This is because of atmospheric perspective, which is essentially just the effect of particles in the atmosphere making things further away have a bluish tint.
The colour temperature of your characters will have a similar effect, for example, warmer-coloured characters will stand out and feel confident, whereas cooler-toned characters may appear more closed off and mysterious.
However, just like anything else in art, these rules can be broken if you feel like experimenting to create more unexpected designs!
There are two main ways that artists add colour to their illustrations. The first, probably the most obvious method, is to start right away with colour or underneath your line art. This method is great for when you already know which colours you want to use and it gives a similar feel to traditional colouring or painting.
However, another colouring option is to first digitally paint your character in greyscale before using a range of colour blending layers to finalise the look of your piece.
This method allows you to experiment more with the colours in your design, whilst still achieving the correct values in your shading. If you are currently trying to improve your lighting and shading skills, I really recommend giving this method a go!co
So, now that you have all these awesome character design tips, are you ready to start creating your own characters?
If you want to learn EVEN MORE you can find the awesome courses mentioned in this post here!
Rhea is an Australian concept artist who is currently studying at Griffith University. She is passionate about spreading her love of art to others.
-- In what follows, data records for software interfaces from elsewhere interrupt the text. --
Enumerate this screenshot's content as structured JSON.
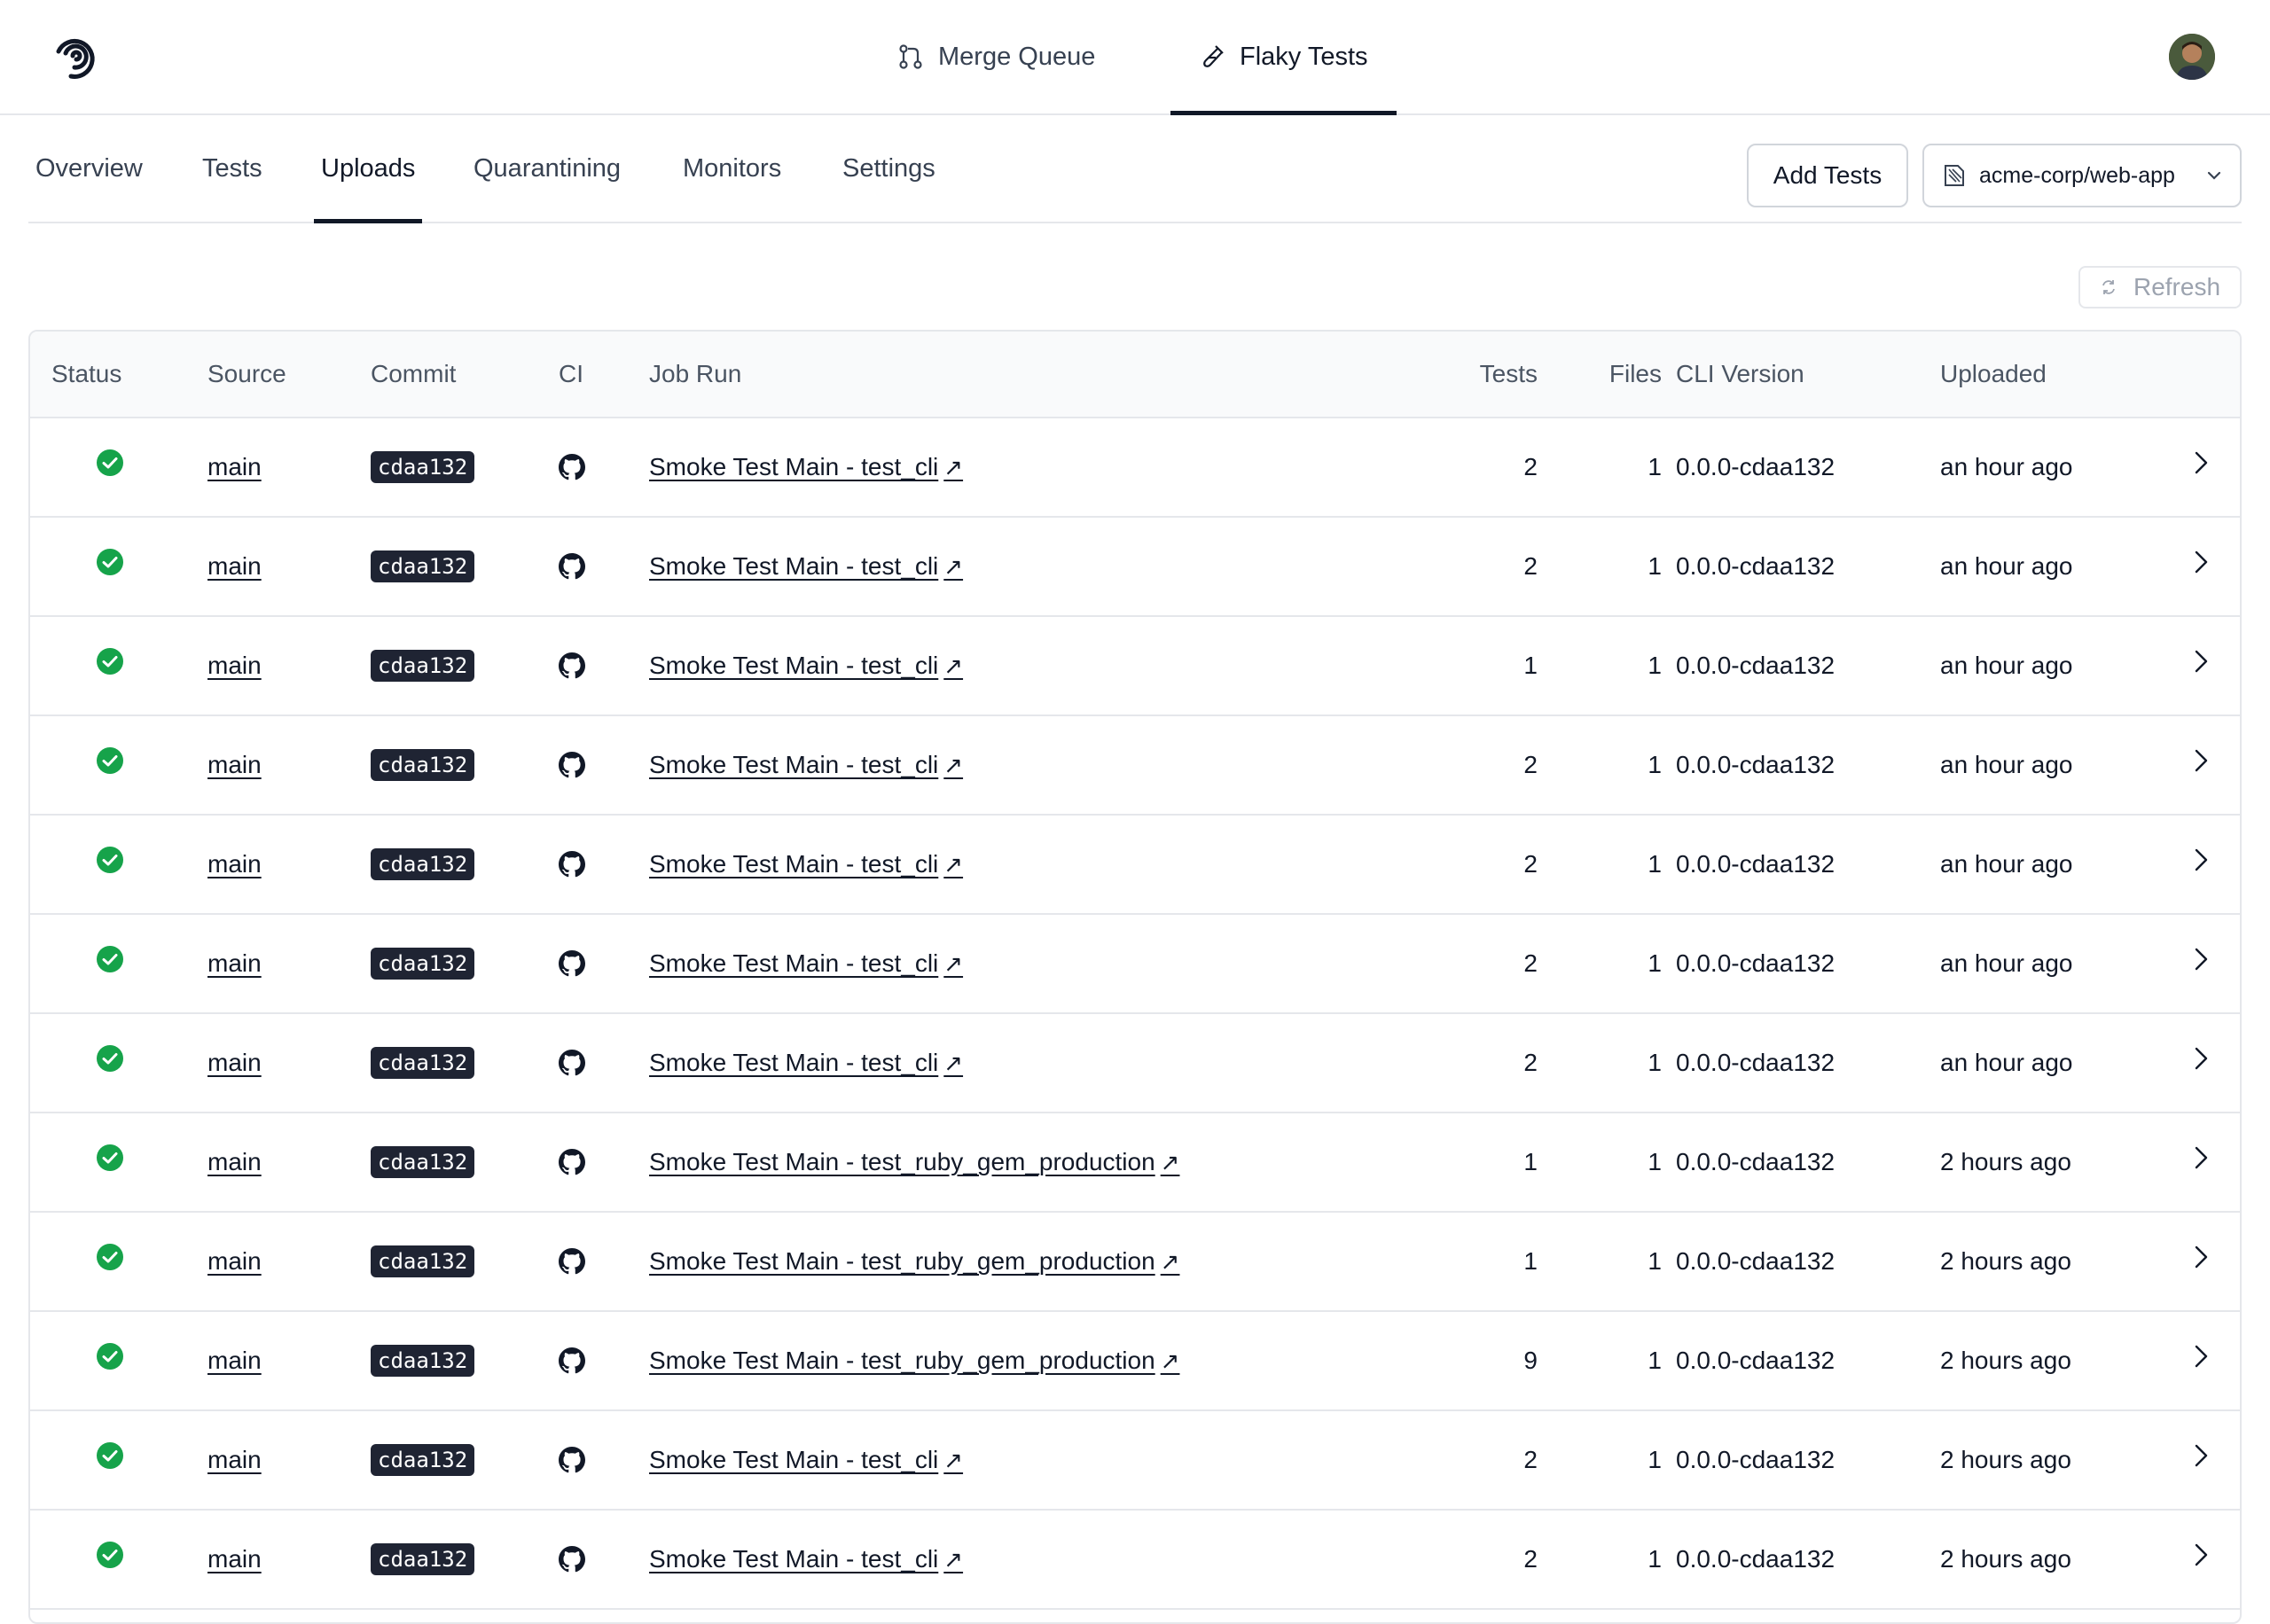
{
  "header": {
    "tabs": [
      {
        "label": "Merge Queue",
        "icon": "merge-icon",
        "active": false
      },
      {
        "label": "Flaky Tests",
        "icon": "test-tube-icon",
        "active": true
      }
    ],
    "logo": "trunk-logo",
    "avatar": "user-avatar"
  },
  "subnav": {
    "tabs": [
      {
        "label": "Overview",
        "active": false
      },
      {
        "label": "Tests",
        "active": false
      },
      {
        "label": "Uploads",
        "active": true
      },
      {
        "label": "Quarantining",
        "active": false
      },
      {
        "label": "Monitors",
        "active": false
      },
      {
        "label": "Settings",
        "active": false
      }
    ],
    "add_tests_label": "Add Tests",
    "repo": "acme-corp/web-app"
  },
  "refresh_label": "Refresh",
  "table": {
    "columns": [
      "Status",
      "Source",
      "Commit",
      "CI",
      "Job Run",
      "Tests",
      "Files",
      "CLI Version",
      "Uploaded"
    ],
    "rows": [
      {
        "status": "success",
        "source": "main",
        "commit": "cdaa132",
        "ci": "github",
        "job_run": "Smoke Test Main - test_cli",
        "tests": "2",
        "files": "1",
        "cli_version": "0.0.0-cdaa132",
        "uploaded": "an hour ago"
      },
      {
        "status": "success",
        "source": "main",
        "commit": "cdaa132",
        "ci": "github",
        "job_run": "Smoke Test Main - test_cli",
        "tests": "2",
        "files": "1",
        "cli_version": "0.0.0-cdaa132",
        "uploaded": "an hour ago"
      },
      {
        "status": "success",
        "source": "main",
        "commit": "cdaa132",
        "ci": "github",
        "job_run": "Smoke Test Main - test_cli",
        "tests": "1",
        "files": "1",
        "cli_version": "0.0.0-cdaa132",
        "uploaded": "an hour ago"
      },
      {
        "status": "success",
        "source": "main",
        "commit": "cdaa132",
        "ci": "github",
        "job_run": "Smoke Test Main - test_cli",
        "tests": "2",
        "files": "1",
        "cli_version": "0.0.0-cdaa132",
        "uploaded": "an hour ago"
      },
      {
        "status": "success",
        "source": "main",
        "commit": "cdaa132",
        "ci": "github",
        "job_run": "Smoke Test Main - test_cli",
        "tests": "2",
        "files": "1",
        "cli_version": "0.0.0-cdaa132",
        "uploaded": "an hour ago"
      },
      {
        "status": "success",
        "source": "main",
        "commit": "cdaa132",
        "ci": "github",
        "job_run": "Smoke Test Main - test_cli",
        "tests": "2",
        "files": "1",
        "cli_version": "0.0.0-cdaa132",
        "uploaded": "an hour ago"
      },
      {
        "status": "success",
        "source": "main",
        "commit": "cdaa132",
        "ci": "github",
        "job_run": "Smoke Test Main - test_cli",
        "tests": "2",
        "files": "1",
        "cli_version": "0.0.0-cdaa132",
        "uploaded": "an hour ago"
      },
      {
        "status": "success",
        "source": "main",
        "commit": "cdaa132",
        "ci": "github",
        "job_run": "Smoke Test Main - test_ruby_gem_production",
        "tests": "1",
        "files": "1",
        "cli_version": "0.0.0-cdaa132",
        "uploaded": "2 hours ago"
      },
      {
        "status": "success",
        "source": "main",
        "commit": "cdaa132",
        "ci": "github",
        "job_run": "Smoke Test Main - test_ruby_gem_production",
        "tests": "1",
        "files": "1",
        "cli_version": "0.0.0-cdaa132",
        "uploaded": "2 hours ago"
      },
      {
        "status": "success",
        "source": "main",
        "commit": "cdaa132",
        "ci": "github",
        "job_run": "Smoke Test Main - test_ruby_gem_production",
        "tests": "9",
        "files": "1",
        "cli_version": "0.0.0-cdaa132",
        "uploaded": "2 hours ago"
      },
      {
        "status": "success",
        "source": "main",
        "commit": "cdaa132",
        "ci": "github",
        "job_run": "Smoke Test Main - test_cli",
        "tests": "2",
        "files": "1",
        "cli_version": "0.0.0-cdaa132",
        "uploaded": "2 hours ago"
      },
      {
        "status": "success",
        "source": "main",
        "commit": "cdaa132",
        "ci": "github",
        "job_run": "Smoke Test Main - test_cli",
        "tests": "2",
        "files": "1",
        "cli_version": "0.0.0-cdaa132",
        "uploaded": "2 hours ago"
      }
    ]
  },
  "colors": {
    "success": "#16a34a",
    "badge_bg": "#1f2433",
    "border": "#e5e7eb",
    "header_bg": "#f9fafb",
    "active_tab": "#111827"
  }
}
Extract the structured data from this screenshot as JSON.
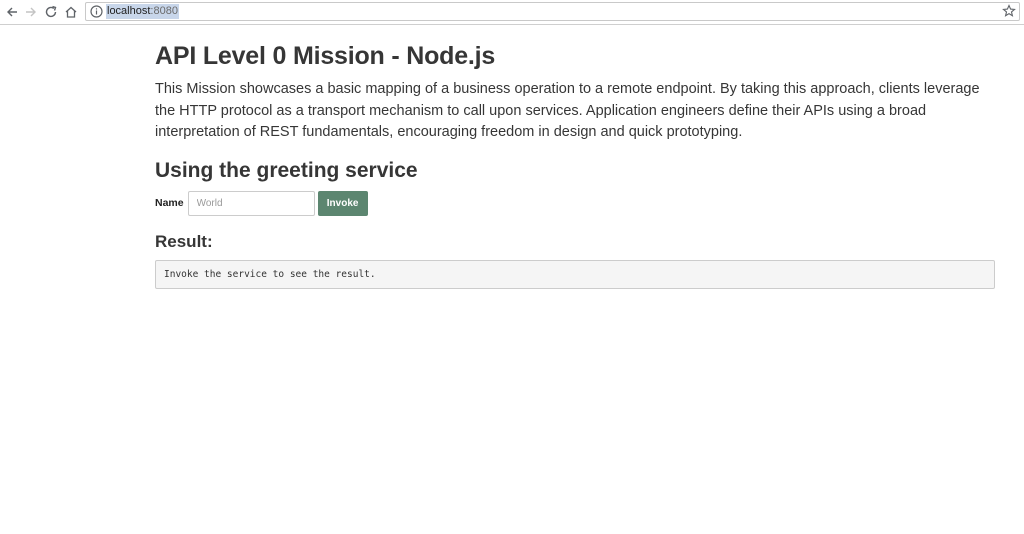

These are excellent tips. I feel grateful that I had the opportunity to read this post!Reply